Something to consider also is a 20"(wheel) is going to handle ALOT faster than a 24 or 26" but once you are used to them it's hard going to a big wheel for skateparks and BMX tracks. Although now that I am a fat old guy I REALLY like my DMR DJ now that it's sorted into my old man BMX mode
Oh, weight wise anywhere from 20lbs for a aluminum race bike to 40 for a hefty duty freestyle bike. My DMR 26" DJ is SS with a RS Tora and is low 30's.
Fit makes a nice 24", Its around $500. Haro has one arounf $350. Top Tube length is what is important.
That Robinson is a good buy. It has top components (from the early/mid 90's). If you can get him to sell for 200 or 220, then take it. One thing... check if it is a 1" head tube or 1 1/8 head tube. BMX switched to 1 1/8 in the mid 90's. You can still get good headsets and replacement forks for 1" but it's a little more of a pain.
Can you be more specific about what you want to do with the bike. Do you want to learn any flatland tricks or learn 180 bunnyhops etc. ? If you're thinking tricks, then a bmx race cruiser like the Robinson is not the way to go.
There are two kinds of bmx cruisers--those set up for racing and those that are more street/jumping oriented. The We The People Avenue 24" or DK General Lee 24" are cruisers that are set up for more abuse. The WTP is the cooler bike.

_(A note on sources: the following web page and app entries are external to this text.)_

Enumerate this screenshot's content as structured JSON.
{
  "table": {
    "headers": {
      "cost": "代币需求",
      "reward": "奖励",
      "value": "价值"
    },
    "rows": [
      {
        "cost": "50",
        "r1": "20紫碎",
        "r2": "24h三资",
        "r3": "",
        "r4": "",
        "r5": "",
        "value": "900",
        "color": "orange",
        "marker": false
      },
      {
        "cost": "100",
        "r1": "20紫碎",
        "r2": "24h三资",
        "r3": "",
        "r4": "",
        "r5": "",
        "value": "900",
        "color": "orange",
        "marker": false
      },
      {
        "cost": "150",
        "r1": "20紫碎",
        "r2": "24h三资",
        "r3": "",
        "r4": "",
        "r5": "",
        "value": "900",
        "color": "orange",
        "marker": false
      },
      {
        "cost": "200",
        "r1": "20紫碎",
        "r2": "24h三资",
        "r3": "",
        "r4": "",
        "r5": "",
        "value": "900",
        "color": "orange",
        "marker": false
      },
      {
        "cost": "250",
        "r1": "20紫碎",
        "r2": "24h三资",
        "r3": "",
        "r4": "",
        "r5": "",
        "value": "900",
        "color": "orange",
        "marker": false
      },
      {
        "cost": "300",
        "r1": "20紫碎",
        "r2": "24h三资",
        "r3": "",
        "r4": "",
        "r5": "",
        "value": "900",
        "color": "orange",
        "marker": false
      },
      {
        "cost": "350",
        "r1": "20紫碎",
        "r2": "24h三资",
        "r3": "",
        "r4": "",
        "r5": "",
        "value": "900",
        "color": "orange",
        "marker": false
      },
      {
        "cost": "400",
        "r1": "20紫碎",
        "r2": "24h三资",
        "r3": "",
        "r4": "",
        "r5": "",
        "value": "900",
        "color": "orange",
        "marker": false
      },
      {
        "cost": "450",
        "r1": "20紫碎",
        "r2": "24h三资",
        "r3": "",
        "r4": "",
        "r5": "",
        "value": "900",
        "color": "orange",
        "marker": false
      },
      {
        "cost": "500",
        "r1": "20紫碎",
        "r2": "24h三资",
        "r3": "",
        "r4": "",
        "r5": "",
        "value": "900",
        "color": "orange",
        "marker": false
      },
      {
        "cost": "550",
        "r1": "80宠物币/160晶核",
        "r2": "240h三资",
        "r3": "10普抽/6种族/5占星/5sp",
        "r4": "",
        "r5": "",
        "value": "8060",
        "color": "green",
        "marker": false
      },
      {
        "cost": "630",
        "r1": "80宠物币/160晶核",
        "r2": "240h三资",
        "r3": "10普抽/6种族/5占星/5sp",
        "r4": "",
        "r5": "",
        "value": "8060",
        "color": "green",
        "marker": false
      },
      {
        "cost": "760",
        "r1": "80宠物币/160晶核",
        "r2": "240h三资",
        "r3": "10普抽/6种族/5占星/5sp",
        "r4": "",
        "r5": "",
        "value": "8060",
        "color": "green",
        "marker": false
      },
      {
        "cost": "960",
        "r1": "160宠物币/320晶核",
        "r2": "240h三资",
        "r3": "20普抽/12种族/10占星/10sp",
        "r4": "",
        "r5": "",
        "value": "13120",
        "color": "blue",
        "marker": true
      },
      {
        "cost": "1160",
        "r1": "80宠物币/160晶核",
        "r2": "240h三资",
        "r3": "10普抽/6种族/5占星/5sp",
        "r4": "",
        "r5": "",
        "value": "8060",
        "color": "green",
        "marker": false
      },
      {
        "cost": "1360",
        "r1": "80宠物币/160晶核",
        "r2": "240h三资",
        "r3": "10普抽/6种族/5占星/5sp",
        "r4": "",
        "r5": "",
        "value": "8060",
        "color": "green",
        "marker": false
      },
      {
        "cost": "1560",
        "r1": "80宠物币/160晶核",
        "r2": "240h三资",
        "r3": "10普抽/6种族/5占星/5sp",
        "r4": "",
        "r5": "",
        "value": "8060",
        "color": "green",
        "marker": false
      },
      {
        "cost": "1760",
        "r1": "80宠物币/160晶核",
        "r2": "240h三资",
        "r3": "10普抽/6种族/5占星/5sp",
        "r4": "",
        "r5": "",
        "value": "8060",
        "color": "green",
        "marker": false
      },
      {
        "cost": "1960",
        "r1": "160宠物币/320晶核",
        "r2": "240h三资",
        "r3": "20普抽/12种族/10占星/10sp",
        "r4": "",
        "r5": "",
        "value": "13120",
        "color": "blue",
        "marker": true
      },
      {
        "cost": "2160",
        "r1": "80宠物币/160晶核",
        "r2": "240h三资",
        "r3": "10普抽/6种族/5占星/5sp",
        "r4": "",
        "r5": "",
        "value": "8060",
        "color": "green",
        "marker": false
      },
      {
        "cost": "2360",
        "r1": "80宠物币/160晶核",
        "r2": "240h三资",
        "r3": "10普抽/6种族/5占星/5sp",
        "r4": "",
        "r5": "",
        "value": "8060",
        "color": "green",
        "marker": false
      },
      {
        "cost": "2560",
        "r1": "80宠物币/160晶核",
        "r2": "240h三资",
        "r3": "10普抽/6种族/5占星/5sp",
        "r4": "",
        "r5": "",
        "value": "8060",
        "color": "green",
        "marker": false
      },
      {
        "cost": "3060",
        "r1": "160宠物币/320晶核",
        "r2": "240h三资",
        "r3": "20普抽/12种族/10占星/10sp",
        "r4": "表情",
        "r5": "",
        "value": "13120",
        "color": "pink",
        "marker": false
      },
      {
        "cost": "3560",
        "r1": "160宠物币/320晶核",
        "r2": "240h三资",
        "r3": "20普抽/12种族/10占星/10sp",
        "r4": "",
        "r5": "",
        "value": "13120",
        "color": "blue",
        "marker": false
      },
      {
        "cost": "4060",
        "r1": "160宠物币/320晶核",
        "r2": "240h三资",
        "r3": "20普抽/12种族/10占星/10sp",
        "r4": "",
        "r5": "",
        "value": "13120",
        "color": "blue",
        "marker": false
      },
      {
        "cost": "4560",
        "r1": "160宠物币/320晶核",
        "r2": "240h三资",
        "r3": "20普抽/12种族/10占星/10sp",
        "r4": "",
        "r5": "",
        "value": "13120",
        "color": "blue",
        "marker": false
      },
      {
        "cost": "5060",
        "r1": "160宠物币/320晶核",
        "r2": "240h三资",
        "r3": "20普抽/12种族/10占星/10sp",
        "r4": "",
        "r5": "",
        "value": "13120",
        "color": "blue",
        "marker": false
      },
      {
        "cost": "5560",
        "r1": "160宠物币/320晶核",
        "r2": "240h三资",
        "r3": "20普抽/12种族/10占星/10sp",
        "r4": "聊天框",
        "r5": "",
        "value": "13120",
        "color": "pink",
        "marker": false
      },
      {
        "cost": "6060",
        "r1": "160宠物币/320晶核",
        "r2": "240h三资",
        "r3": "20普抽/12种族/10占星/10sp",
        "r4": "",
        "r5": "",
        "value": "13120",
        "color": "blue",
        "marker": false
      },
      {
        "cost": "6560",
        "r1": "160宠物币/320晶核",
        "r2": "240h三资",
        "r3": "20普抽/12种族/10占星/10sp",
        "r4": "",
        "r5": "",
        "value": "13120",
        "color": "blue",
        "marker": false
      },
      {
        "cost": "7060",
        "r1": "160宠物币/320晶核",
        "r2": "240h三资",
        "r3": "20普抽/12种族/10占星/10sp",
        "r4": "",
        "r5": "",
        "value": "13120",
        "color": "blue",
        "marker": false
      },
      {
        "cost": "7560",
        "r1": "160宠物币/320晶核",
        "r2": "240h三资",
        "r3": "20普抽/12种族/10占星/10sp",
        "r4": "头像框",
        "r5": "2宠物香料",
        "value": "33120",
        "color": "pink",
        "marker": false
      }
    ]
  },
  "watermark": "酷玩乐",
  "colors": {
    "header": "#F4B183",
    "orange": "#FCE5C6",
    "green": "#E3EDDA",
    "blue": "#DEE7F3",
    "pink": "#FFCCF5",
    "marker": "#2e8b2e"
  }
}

Top tube length is not directly comparable between 20" and 24" bikes. For instance your average bmx cruiser has a 21.5"tt (actual, measured from center of head tube to center of seat tube) whereas that would be considered a XXL 20".
similar "which bmx should i buy" type of thread here:
wow great info, thanks guys.
As far as what I want to do with the bike I just wanna ride around town on it maybe hitting jumps here and there, no flatland tricks. Just something light and fast that I can also hit small jjumps on(and when I mean small I mean small, like curbs lips from driveways etc)
Oh and I"m definitely looking for something lightweight and simple.
EDIT: so I'm a bit confused on TT length, if I knowI'm just gonna stick to a 24" what do I want to look for?
Last edited by Yody; 02-22-2009 at 09:50 AM.
Go try it out and if it fits, SNAG it up! That's one of the later Robinsons, close to the last of them iirc. Nice bike, 'specially if you can talk 'em down to the $200 range
Originally Posted by Yody
As for TT length find something 21.5-22" range. measure from the center of the seat tube to the center of the head tube going along the top tube. Keep in mind a shorter TT with a steeper head angle equals toe overlap with the front wheel. I'd still say something with a 22" TT will be your best fit.
yeah you should definitely buy that bike. it's pretty classic. aluminum frame will be light and stiff. good components. classic ELF bars you could probably sell to some old cruiser racer for some $$.
way better than any complete cruiser you would get in the 200-300 range. just make sure the wheels roll straight and there are no cracks in the frame and the forks aren't bent.
even if the frame is a tad short in the front end, you can run a longer stem. not a big deal though, i've seen plenty of tall dudes right short-ish cruisers anyway, esp. if you're cruising and not racing it.
if you built up a cruiser with parts, you'd be spending $180 just on the Profile cranks and bottom bracket. so the bike is a good deal.
it would have easily been a 700 or 800 bike originally.